Task item:
Every entry is to be written out word for word.

Information provided:
========
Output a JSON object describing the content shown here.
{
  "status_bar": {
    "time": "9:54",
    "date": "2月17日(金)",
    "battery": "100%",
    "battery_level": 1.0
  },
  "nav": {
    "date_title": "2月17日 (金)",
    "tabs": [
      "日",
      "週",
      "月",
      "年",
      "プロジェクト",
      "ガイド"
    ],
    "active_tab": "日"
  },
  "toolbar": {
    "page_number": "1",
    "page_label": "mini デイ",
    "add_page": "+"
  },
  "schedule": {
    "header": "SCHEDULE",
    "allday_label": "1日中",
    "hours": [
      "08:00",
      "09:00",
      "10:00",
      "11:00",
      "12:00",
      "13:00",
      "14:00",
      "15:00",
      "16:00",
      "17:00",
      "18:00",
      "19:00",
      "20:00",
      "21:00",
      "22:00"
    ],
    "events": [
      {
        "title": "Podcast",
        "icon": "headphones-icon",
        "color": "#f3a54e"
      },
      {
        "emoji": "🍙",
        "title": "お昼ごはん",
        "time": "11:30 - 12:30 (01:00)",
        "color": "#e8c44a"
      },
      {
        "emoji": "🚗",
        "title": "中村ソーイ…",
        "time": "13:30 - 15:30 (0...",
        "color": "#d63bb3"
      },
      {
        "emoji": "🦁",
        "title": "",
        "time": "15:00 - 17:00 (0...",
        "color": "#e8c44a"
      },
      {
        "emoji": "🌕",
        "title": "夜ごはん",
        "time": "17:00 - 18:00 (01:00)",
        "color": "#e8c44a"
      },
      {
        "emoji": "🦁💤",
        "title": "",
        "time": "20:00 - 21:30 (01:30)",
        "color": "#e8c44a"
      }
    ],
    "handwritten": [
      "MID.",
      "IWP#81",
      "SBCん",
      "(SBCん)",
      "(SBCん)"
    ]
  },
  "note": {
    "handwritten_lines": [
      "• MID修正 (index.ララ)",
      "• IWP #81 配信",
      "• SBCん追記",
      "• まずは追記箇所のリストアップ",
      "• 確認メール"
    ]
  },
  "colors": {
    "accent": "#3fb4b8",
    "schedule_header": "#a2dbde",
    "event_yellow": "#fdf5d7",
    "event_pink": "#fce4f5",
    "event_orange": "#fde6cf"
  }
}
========
Response to this task:
Output a JSON object describing the content shown here.
{
  "status_bar": {
    "time": "9:54",
    "date": "2月17日(金)",
    "battery": "100%",
    "battery_level": 1.0
  },
  "nav": {
    "date_title": "2月17日 (金)",
    "tabs": [
      "日",
      "週",
      "月",
      "年",
      "プロジェクト",
      "ガイド"
    ],
    "active_tab": "日"
  },
  "toolbar": {
    "page_number": "1",
    "page_label": "mini デイ",
    "add_page": "+"
  },
  "schedule": {
    "header": "SCHEDULE",
    "allday_label": "1日中",
    "hours": [
      "08:00",
      "09:00",
      "10:00",
      "11:00",
      "12:00",
      "13:00",
      "14:00",
      "15:00",
      "16:00",
      "17:00",
      "18:00",
      "19:00",
      "20:00",
      "21:00",
      "22:00"
    ],
    "events": [
      {
        "title": "Podcast",
        "icon": "headphones-icon",
        "color": "#f3a54e"
      },
      {
        "emoji": "🍙",
        "title": "お昼ごはん",
        "time": "11:30 - 12:30 (01:00)",
        "color": "#e8c44a"
      },
      {
        "emoji": "🚗",
        "title": "中村ソーイ…",
        "time": "13:30 - 15:30 (0...",
        "color": "#d63bb3"
      },
      {
        "emoji": "🦁",
        "title": "",
        "time": "15:00 - 17:00 (0...",
        "color": "#e8c44a"
      },
      {
        "emoji": "🌕",
        "title": "夜ごはん",
        "time": "17:00 - 18:00 (01:00)",
        "color": "#e8c44a"
      },
      {
        "emoji": "🦁💤",
        "title": "",
        "time": "20:00 - 21:30 (01:30)",
        "color": "#e8c44a"
      }
    ],
    "handwritten": [
      "MID.",
      "IWP#81",
      "SBCん",
      "(SBCん)",
      "(SBCん)"
    ]
  },
  "note": {
    "handwritten_lines": [
      "• MID修正 (index.ララ)",
      "• IWP #81 配信",
      "• SBCん追記",
      "• まずは追記箇所のリストアップ",
      "• 確認メール"
    ]
  },
  "colors": {
    "accent": "#3fb4b8",
    "schedule_header": "#a2dbde",
    "event_yellow": "#fdf5d7",
    "event_pink": "#fce4f5",
    "event_orange": "#fde6cf"
  }
}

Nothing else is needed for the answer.